To encourage economic development after Nepal’s devastating 2015 earthquake, the USA granted special trade preference to Nepal and now offers DUTY-FREE TREATMENT to certain products, including:
- many kinds of handbags,
- sports bags;
- various carpets;
- scarves and shawls;
- and hats and other headgear.
You can save up to 20% on products made in Nepal. Follow the simple tips below to capitalize on this Trade Facilitation and Enforcement Act of 2015.
How do I take advantage of the Nepal Trade Preference?
1. Check to see if your products are included in this Trade Facilitation and Enforcement Act of 2015. Section 915 lists 66 subheadings of the Harmonized Tariff Schedule of products when made in Nepal that will receive duty free entry to the United States.
You can use this website (https://hts.usitc.gov/) to look up your product, or the various HS Codes listed in the trade preference. If you see an “NP” in the column marked “Special”, then it’s time to celebrate! This indicates that your product is included in the Trade Preference Program.
2. Buy items from Nepal on the list of 66 products and ensure that the manufacturing step in Nepal is adding at least 35% value and is more than simple combining or packaging operations.
3. Ensure your manufacturer in Nepal fills out a GSP Form A and Certificate of Origin, declaring your items as one of those on the list of 66 HS Codes, annotating Nepal trade preference with an “NP” next to the HS Code, gets it signed and stamped on export by the Nepal Customs department, and sends you copies.
4. Before your goods arrive, let your customs broker or shipping company know that your items are eligible for the Nepal Trade Preference and request they declare them accordingly.
How long will the trade preference last?
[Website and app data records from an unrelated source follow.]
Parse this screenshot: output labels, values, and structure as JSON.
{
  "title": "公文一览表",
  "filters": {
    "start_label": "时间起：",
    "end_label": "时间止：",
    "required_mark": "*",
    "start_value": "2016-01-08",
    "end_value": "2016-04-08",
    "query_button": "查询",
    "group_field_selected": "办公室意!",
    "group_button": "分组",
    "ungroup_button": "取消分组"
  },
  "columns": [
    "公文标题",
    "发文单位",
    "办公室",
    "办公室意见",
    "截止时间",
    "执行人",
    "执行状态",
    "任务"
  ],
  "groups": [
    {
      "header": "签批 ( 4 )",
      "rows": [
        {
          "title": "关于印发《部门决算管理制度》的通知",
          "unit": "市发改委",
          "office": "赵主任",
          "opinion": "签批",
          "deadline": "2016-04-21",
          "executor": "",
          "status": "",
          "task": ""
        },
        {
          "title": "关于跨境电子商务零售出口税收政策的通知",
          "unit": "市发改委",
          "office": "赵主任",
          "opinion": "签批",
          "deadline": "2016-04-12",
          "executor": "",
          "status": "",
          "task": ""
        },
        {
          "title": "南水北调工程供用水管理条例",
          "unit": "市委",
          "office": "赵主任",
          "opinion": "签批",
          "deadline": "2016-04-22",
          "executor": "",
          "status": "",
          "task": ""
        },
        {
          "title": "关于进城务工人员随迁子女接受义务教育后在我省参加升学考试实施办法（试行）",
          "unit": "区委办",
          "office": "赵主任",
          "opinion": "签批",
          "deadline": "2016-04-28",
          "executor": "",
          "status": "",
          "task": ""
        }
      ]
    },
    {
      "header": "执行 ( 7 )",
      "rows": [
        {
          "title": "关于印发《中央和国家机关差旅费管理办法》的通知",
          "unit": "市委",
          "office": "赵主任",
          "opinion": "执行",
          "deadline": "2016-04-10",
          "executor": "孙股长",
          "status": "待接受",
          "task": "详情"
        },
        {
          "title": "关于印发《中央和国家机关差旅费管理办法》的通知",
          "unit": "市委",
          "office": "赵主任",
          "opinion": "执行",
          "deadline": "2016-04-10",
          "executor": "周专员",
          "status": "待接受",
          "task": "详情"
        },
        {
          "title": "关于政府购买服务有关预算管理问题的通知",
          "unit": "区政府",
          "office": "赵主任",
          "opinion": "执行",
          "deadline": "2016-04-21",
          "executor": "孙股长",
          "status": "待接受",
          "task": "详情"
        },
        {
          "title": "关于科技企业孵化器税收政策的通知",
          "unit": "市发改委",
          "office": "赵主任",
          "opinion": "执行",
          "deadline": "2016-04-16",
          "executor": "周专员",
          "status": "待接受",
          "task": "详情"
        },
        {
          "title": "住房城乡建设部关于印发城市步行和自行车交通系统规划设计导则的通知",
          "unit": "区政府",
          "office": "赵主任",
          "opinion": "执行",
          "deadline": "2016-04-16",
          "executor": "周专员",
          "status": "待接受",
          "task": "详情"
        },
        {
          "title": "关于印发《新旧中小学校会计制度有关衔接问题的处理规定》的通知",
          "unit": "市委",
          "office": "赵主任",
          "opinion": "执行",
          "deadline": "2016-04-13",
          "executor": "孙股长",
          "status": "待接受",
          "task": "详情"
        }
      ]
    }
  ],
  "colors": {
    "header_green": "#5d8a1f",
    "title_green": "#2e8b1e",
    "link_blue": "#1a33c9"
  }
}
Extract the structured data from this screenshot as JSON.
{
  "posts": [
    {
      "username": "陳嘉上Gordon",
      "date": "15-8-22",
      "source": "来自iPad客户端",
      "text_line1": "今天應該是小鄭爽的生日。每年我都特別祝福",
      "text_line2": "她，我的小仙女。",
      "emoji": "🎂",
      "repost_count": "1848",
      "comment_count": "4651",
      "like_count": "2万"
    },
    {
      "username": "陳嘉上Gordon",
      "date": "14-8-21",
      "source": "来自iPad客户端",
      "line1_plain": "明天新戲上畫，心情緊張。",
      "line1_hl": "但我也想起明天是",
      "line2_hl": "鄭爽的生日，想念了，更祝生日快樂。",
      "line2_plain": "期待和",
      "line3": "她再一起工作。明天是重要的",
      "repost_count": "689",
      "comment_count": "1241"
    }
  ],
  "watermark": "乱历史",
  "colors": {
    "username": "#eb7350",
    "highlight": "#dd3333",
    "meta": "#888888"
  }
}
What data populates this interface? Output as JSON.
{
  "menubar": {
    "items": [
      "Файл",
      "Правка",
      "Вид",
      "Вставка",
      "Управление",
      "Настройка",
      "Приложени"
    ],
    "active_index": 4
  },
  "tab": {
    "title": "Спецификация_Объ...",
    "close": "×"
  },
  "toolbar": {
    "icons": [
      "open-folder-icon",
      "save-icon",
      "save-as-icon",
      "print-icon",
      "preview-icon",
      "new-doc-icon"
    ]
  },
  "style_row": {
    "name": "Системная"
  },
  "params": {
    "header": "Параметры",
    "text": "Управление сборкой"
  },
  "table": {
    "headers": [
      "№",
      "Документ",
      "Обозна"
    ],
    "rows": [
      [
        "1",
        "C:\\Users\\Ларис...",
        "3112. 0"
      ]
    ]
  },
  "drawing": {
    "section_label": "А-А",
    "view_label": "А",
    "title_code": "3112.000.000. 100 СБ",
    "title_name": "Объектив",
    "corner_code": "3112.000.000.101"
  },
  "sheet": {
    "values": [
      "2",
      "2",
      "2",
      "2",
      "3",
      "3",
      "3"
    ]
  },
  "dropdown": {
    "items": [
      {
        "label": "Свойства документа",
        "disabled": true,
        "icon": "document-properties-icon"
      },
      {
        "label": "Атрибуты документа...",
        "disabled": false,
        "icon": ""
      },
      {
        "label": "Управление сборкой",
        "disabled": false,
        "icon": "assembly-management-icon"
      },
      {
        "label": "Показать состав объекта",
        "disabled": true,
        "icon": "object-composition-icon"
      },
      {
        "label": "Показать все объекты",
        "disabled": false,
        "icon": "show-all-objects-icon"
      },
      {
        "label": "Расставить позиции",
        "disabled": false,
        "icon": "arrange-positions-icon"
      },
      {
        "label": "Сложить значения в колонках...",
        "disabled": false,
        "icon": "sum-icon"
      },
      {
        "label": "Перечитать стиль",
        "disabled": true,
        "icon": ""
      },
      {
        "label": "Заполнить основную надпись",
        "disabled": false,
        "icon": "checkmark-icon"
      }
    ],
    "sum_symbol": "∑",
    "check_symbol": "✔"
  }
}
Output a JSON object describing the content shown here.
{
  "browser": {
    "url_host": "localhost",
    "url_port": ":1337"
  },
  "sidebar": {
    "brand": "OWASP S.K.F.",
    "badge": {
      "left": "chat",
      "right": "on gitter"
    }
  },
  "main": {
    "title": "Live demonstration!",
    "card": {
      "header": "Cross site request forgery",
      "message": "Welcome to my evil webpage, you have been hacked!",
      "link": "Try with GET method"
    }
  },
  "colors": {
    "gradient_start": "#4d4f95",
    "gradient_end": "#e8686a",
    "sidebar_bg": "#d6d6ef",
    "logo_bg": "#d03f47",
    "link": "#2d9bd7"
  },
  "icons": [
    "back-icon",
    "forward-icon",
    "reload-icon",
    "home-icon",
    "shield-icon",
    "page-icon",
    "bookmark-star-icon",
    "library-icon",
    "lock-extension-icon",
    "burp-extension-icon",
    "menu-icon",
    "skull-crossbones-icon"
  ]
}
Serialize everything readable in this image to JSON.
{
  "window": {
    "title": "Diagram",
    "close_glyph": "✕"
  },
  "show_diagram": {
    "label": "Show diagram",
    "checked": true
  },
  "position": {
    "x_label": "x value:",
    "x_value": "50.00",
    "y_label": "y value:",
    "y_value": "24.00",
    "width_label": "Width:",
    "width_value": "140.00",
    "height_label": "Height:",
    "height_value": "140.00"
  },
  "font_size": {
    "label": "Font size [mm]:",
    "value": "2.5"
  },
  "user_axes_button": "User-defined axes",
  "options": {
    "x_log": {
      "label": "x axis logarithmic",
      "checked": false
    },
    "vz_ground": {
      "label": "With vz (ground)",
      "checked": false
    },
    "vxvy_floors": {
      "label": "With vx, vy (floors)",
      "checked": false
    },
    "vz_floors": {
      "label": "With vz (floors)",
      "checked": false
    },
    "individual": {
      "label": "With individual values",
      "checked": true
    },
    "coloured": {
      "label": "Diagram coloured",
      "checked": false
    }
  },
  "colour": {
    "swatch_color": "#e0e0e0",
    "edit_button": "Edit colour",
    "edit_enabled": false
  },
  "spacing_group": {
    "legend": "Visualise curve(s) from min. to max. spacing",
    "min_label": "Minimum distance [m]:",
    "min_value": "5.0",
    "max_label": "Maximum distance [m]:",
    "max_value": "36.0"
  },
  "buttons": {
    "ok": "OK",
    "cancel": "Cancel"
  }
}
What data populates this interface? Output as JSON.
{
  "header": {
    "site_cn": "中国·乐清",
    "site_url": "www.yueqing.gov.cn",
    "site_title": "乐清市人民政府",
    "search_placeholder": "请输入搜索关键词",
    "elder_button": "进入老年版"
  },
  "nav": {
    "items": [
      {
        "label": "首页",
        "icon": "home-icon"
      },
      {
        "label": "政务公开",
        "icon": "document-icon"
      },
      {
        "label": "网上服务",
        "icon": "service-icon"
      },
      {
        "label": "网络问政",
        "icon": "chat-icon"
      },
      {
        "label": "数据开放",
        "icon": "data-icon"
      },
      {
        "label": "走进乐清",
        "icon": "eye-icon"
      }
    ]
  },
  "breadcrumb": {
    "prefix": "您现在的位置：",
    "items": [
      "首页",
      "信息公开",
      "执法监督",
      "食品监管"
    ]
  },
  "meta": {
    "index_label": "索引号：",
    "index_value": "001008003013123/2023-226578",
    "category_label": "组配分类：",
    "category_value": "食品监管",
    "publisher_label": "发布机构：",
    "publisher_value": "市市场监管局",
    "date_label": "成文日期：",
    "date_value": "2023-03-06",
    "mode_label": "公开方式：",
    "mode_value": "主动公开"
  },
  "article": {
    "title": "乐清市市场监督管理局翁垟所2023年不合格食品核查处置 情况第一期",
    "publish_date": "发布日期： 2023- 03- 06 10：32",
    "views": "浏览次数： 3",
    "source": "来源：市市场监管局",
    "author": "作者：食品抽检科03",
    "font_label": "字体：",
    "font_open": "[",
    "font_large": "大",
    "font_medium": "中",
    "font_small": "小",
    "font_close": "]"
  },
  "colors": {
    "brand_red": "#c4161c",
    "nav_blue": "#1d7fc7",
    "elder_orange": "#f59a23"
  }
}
Until 2025
Do other countries qualify for the Trade Preference? The Trade Preference only applies to products made in Nepal, shipped to the US. However, because Nepal is a Least Developed Country under the GSP system and a former conflict country, many countries such as those in the EU and Canada offer special duties discount to goods that come from Nepal. Each country’s rules may be different.
What if I am still charged duties? Purnaa has produced goods for many customers that qualify for the Trade Preference. However, a few customers have still been charged duties. We assume this is because a country specific Trade Preference is quite rare and few customs officials are aware of Nepal specific rules. If your goods mistakenly get charged import duties even though they are on the Trade Preference list, you can request a refund.
How do I know if my product is one listed in the Trade Preference? At Purnaa, we can advise you if your product is included in the Trade Preference, and we can even give some advice for product changes to help take advantage of the program. But in the end, it’s up to you to check that your product meets the classification criteria of the US HTS system. You can use this website (https://hts.usitc.gov/) to look up your product, or the various HS Codes listed in the trade preference. If you see an “NP” in the column marked “Special”, your product is included in the Trade Preference Program.
Nepal is a country with higher than 40% unemployment, which leads to a people who are very vulnerable to exploitation. When you choose to manufacture at Purnaa in Nepal, not only can you save money with this trade preference law, but you will also help to employ marginalized people and survivors of exploitation.
At Purnaa, we love to make products for clients that value ethical manufacturing and transparent supply chains. So, check out the US-Nepal Trade Preference Program and consider manufacturing your products here in Nepal. This could be the beginning of a beautiful partnership.
Get a Production Quote Here to explore if Purnaa is a good fit for your manufacturing needs.